their subcommittees, then, we are not doing the cross-cutting discussions.
We used to meet two full days. Then, we started sort of cutting the second
day down to maybe – you know – we’d end at mid-afternoon.
I know that certainly I have encouraged adding subcommittee meetings to the
full committee week, because of the costs involved, the travel cost, and I
think that is still going to be an issue this year, for sure, but if we have –
typically, we have a subcommittee meeting on the second morning. So we often
don’t even start ‘til 10, and, today, we started at 8:30. If we have
to end by noon, I mean, then, we are down to where you are really cutting into
almost having one and maybe a third day for the full committee.
So I think this is something the Executive Subcommittee has to look at. We
are shrinking the time that the full committee is meeting, and that has
implications for some of the things that have been suggested. So I just – I
don’t have a solution, but needs to be addressed.
DR. COHN: Yes. Well, and this will be something I think the Executive
Subcommittee will need to talk about, and thanks for bringing this issue up.
As I was sitting here listening to a lot of this stuff – I do apologize, I
know we are once again going way over 12 noon – a lot of the conversations
about cross-cutting work are actually typically have been things that have been
done during Executive Subcommittee meetings, and that is typically what we get
together to talk about, and I guess I would ask you all to reflect on how much
time at full committee meetings you want for those conversations versus to
offload it to the Executive Subcommittee?
I think I am happy to continue the conversation, just because I think we
are all sort of getting familiar with whatever – everyone’s work, but
there is going to be a point at which we actually need to do work, as opposed
to just talk about each other’s work.
I know that for February, we obviously already have a hearing right after
the meeting. So we are down to a day-and-a-half, but this will become,
certainly, an issue for the June meeting.
So we can all talk about that individually, but I do think you bring up a
very important question about just how we use our time as well as how much time
we need as a full committee meeting.
Now, obviously, I am always very appreciative of, I think, comments and
I was sort of reminded as we talked about the letters that one of the
things we talked about sort of lightly yesterday was making sure the editor
reviews things beforehand, so it isn’t just us editing it, but it is also
somebody checking for things, so we get things, at least, that have been
reviewed by an editor, and we will try to put that into practice as well as we
can, obviously knowing things come up two days before are not likely to be
Now, I will tell you that, unfortunately, some of the desire you have to
know what is a letter and what isn’t a letter may remain a little
miraculous for many years to come.
I think we have seen, actually, a good example with the NPI letter today,
though – yesterday and today – where we all sort of said, Geez, there
isn’t enough here for a letter. Why did you bring this forward? And then
suddenly, miraculously, it became a letter, and that just, I think, we should

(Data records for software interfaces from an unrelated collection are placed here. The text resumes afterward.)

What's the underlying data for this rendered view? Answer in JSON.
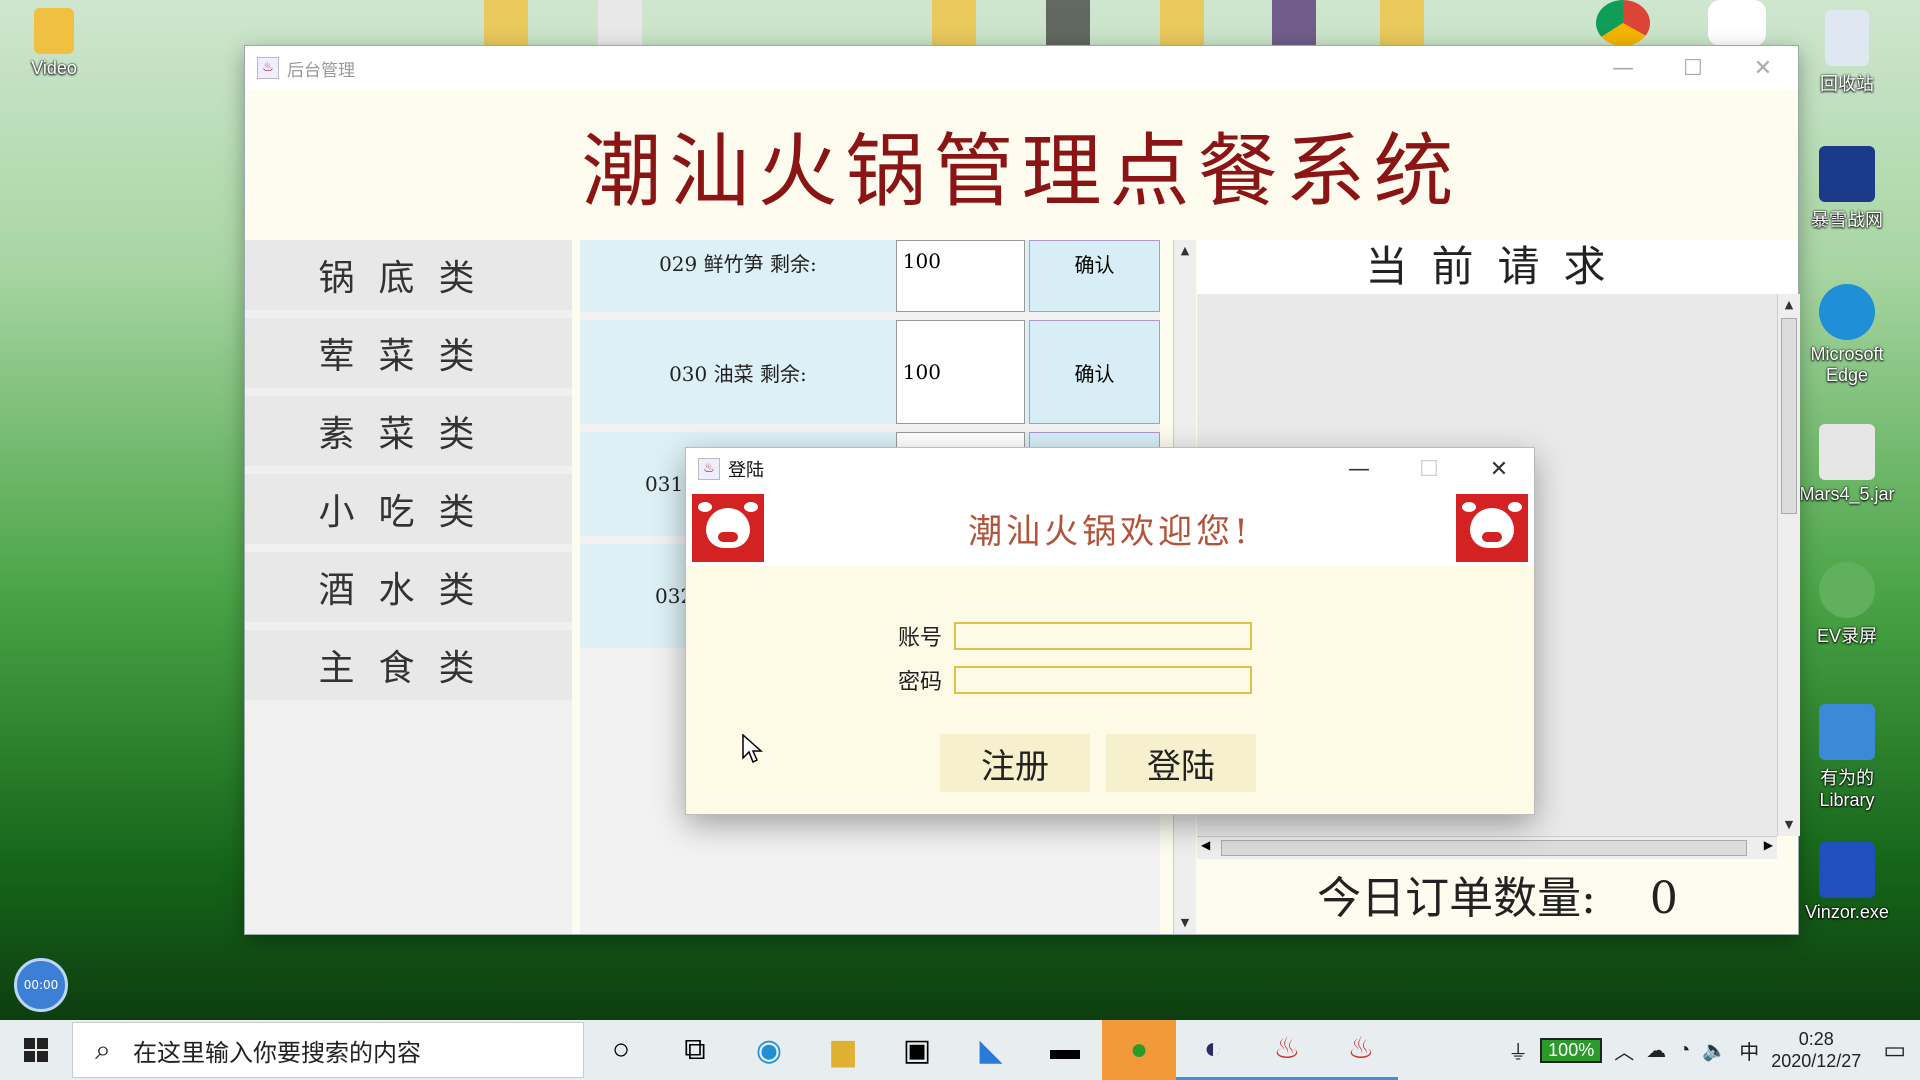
{
  "desktop": {
    "left_icons": [
      {
        "label": "Video",
        "color": "#f0c040"
      }
    ],
    "right_icons": [
      {
        "label": "回收站",
        "color": "#dfe8f0"
      },
      {
        "label": "暴雪战网",
        "color": "#1b3a8a"
      },
      {
        "label": "Microsoft Edge",
        "color": "#1f8fd8"
      },
      {
        "label": "Mars4_5.jar",
        "color": "#e6e6e6"
      },
      {
        "label": "EV录屏",
        "color": "#60b060"
      },
      {
        "label": "有为的 Library",
        "color": "#3a8ad8"
      },
      {
        "label": "Vinzor.exe",
        "color": "#2050c0"
      }
    ]
  },
  "main_window": {
    "title": "后台管理",
    "banner": "潮汕火锅管理点餐系统",
    "categories": [
      "锅底类",
      "荤菜类",
      "素菜类",
      "小吃类",
      "酒水类",
      "主食类"
    ],
    "dishes": [
      {
        "label": "029 鲜竹笋  剩余:",
        "qty": "100",
        "confirm": "确认"
      },
      {
        "label": "030 油菜  剩余:",
        "qty": "100",
        "confirm": "确认"
      },
      {
        "label": "031",
        "qty": "",
        "confirm": ""
      },
      {
        "label": "032",
        "qty": "",
        "confirm": ""
      }
    ],
    "request_title": "当前请求",
    "orders_label": "今日订单数量:",
    "orders_count": "0"
  },
  "login_dialog": {
    "title": "登陆",
    "welcome": "潮汕火锅欢迎您!",
    "account_label": "账号",
    "password_label": "密码",
    "account_value": "",
    "password_value": "",
    "register_label": "注册",
    "login_label": "登陆"
  },
  "recorder": {
    "time": "00:00"
  },
  "taskbar": {
    "search_placeholder": "在这里输入你要搜索的内容",
    "battery": "100%",
    "ime": "中",
    "time": "0:28",
    "date": "2020/12/27"
  }
}
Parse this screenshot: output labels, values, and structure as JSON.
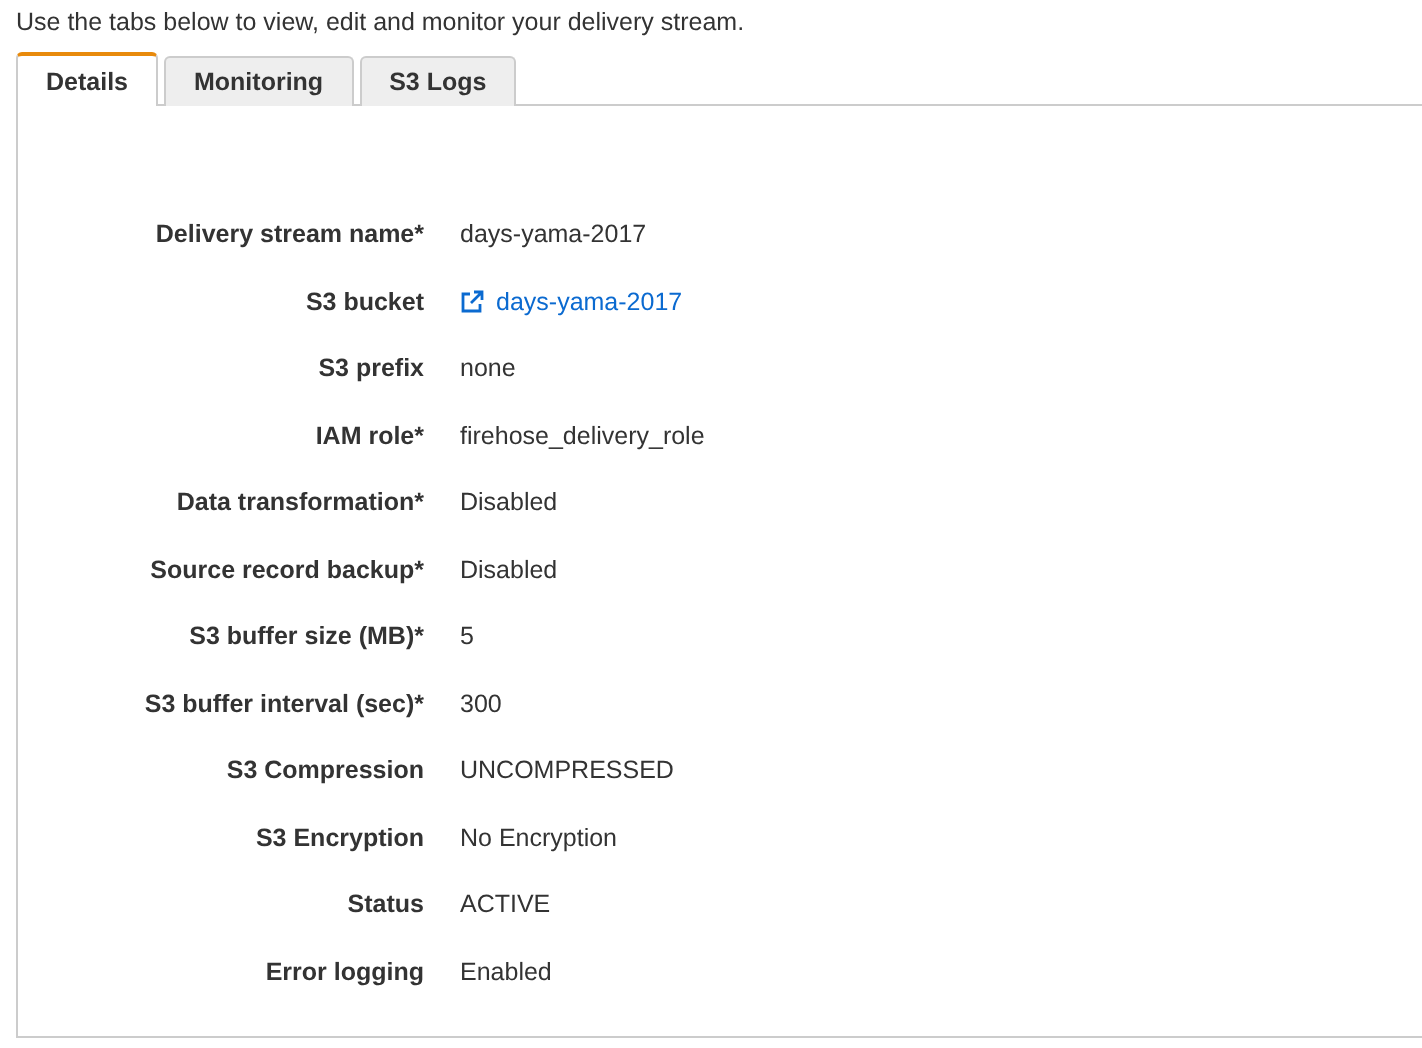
{
  "intro": "Use the tabs below to view, edit and monitor your delivery stream.",
  "tabs": [
    {
      "label": "Details",
      "selected": true
    },
    {
      "label": "Monitoring",
      "selected": false
    },
    {
      "label": "S3 Logs",
      "selected": false
    }
  ],
  "details": [
    {
      "label": "Delivery stream name*",
      "value": "days-yama-2017",
      "kind": "text"
    },
    {
      "label": "S3 bucket",
      "value": "days-yama-2017",
      "kind": "link"
    },
    {
      "label": "S3 prefix",
      "value": "none",
      "kind": "text"
    },
    {
      "label": "IAM role*",
      "value": "firehose_delivery_role",
      "kind": "text"
    },
    {
      "label": "Data transformation*",
      "value": "Disabled",
      "kind": "text"
    },
    {
      "label": "Source record backup*",
      "value": "Disabled",
      "kind": "text"
    },
    {
      "label": "S3 buffer size (MB)*",
      "value": "5",
      "kind": "text"
    },
    {
      "label": "S3 buffer interval (sec)*",
      "value": "300",
      "kind": "text"
    },
    {
      "label": "S3 Compression",
      "value": "UNCOMPRESSED",
      "kind": "text"
    },
    {
      "label": "S3 Encryption",
      "value": "No Encryption",
      "kind": "text"
    },
    {
      "label": "Status",
      "value": "ACTIVE",
      "kind": "text"
    },
    {
      "label": "Error logging",
      "value": "Enabled",
      "kind": "text"
    }
  ]
}
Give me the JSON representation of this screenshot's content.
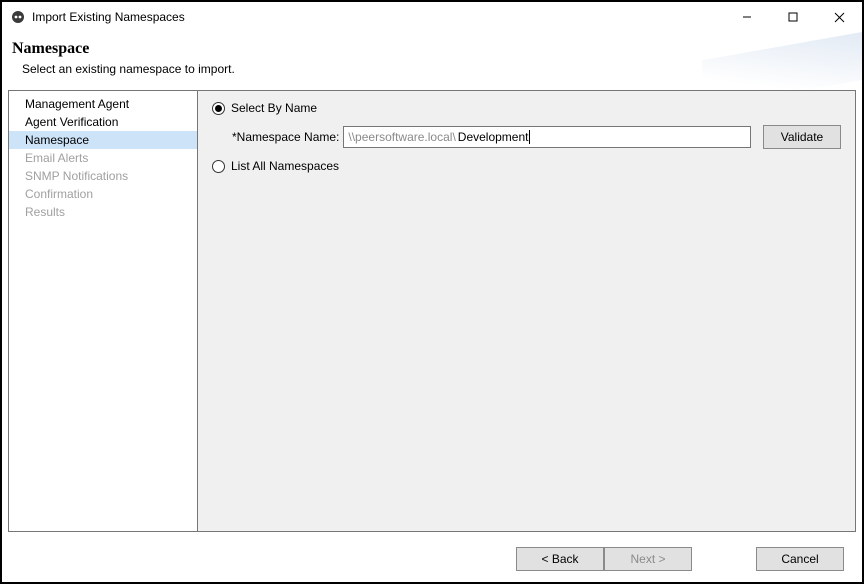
{
  "window": {
    "title": "Import Existing Namespaces",
    "controls": {
      "min": "min",
      "max": "max",
      "close": "close"
    }
  },
  "header": {
    "title": "Namespace",
    "subtitle": "  Select an existing namespace to import."
  },
  "sidebar": {
    "items": [
      {
        "label": "Management Agent",
        "state": "enabled"
      },
      {
        "label": "Agent Verification",
        "state": "enabled"
      },
      {
        "label": "Namespace",
        "state": "selected"
      },
      {
        "label": "Email Alerts",
        "state": "disabled"
      },
      {
        "label": "SNMP Notifications",
        "state": "disabled"
      },
      {
        "label": "Confirmation",
        "state": "disabled"
      },
      {
        "label": "Results",
        "state": "disabled"
      }
    ]
  },
  "main": {
    "select_by_name": {
      "label": "Select By Name",
      "checked": true
    },
    "namespace_field": {
      "label": "*Namespace Name:",
      "prefix": "\\\\peersoftware.local\\",
      "value": "Development"
    },
    "validate_label": "Validate",
    "list_all": {
      "label": "List All Namespaces",
      "checked": false
    }
  },
  "footer": {
    "back": "< Back",
    "next": "Next >",
    "cancel": "Cancel",
    "next_disabled": true
  }
}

all just sort of reflect on that that sort of may be the definition – Once
again, I can’t put that into five rules, but it does sort of give you all
a feel for what is enough for a letter versus what is not.
DR. CARR: Well, if we had the expectation before we wrote the letter,
though, maybe we would have anticipated that and kind of kicked the tires a bit
before we came to the committee.
PARTICIPANT: (Off mike).
MR. REYNOLDS: I’d like to comment. We took the tires off that car. We
did everything we could with the tires, but the other thing to remember is
those of you who have committees that aren’t writing a lot of letters,
there are also many issues that surround this and many ways we have to approach
things that also decide the tenor of a letter.
So what we may believe individually, as members of the committee, still has
to be packaged into the appropriate approach to deal with our environment. So I
ask you to make sure you temper that as you – as committees bring things
forward to you also.
DR. COHN: Okay. Well, I want to thank everyone, and this meeting is
(Whereupon, the meeting adjourned at 12:18 p.m.)